Exercise aim ▸ Among the entries below, find the lines holding "more" and copy them.

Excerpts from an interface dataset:
-------
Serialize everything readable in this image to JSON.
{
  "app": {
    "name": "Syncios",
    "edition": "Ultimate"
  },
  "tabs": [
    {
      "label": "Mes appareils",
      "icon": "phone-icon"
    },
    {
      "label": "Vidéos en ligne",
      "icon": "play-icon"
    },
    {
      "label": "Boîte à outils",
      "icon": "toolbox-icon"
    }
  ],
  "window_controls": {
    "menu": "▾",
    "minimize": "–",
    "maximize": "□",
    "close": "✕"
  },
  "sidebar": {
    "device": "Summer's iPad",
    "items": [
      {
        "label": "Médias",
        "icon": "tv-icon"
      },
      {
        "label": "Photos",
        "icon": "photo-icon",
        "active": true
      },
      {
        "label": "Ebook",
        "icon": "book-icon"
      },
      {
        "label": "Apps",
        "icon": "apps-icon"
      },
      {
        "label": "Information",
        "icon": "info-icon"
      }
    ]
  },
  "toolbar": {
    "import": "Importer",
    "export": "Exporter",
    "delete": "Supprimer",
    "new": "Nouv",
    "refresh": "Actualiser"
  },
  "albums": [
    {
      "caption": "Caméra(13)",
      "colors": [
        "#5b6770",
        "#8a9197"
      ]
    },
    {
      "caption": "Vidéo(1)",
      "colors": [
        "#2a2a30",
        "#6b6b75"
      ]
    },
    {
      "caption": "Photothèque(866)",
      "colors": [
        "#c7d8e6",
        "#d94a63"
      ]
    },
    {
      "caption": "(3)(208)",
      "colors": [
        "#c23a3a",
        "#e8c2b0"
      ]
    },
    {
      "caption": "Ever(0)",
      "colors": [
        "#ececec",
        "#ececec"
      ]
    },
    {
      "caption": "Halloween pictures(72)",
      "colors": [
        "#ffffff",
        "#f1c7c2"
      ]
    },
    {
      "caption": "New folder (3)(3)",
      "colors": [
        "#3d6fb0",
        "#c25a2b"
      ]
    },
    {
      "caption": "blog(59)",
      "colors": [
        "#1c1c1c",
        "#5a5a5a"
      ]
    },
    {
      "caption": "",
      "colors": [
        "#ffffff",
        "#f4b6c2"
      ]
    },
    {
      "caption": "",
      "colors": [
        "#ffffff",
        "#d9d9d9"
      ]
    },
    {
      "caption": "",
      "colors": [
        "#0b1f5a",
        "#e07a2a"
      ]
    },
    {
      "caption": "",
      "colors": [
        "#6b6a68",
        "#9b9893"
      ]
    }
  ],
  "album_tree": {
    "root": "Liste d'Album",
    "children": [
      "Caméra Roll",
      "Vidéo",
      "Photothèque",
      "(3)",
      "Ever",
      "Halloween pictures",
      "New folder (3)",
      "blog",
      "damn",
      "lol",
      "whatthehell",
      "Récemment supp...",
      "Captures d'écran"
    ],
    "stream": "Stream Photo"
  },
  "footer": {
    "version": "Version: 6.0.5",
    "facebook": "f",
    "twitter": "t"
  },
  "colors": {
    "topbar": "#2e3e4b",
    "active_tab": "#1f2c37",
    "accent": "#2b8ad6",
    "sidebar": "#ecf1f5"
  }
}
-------
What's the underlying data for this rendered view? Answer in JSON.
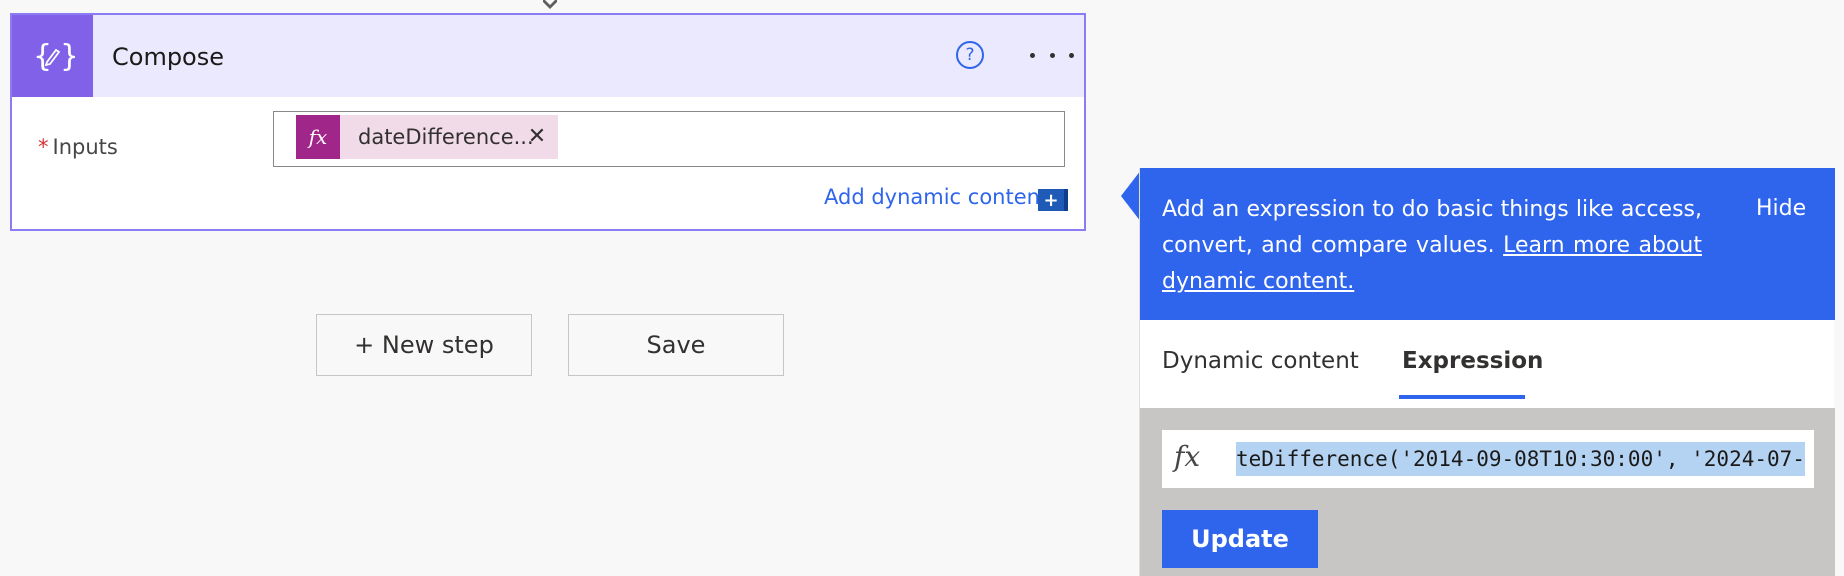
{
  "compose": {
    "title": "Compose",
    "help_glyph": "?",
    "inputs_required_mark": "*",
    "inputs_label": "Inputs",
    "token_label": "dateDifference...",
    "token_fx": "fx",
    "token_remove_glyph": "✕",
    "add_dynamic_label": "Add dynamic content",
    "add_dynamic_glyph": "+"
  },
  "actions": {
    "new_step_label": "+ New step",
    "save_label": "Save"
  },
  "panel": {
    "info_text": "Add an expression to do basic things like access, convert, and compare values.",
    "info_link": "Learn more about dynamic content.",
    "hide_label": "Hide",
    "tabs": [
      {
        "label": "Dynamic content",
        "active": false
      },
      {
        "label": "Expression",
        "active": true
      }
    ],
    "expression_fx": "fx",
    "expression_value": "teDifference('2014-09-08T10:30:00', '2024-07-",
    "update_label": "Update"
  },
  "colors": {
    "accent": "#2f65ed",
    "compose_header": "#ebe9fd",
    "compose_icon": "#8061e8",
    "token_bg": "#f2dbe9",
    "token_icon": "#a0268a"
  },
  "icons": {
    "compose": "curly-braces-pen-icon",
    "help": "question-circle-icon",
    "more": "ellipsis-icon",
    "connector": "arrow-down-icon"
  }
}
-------
Response area ▸
    "info_link": "Learn more about dynamic content.",
    "more": "ellipsis-icon",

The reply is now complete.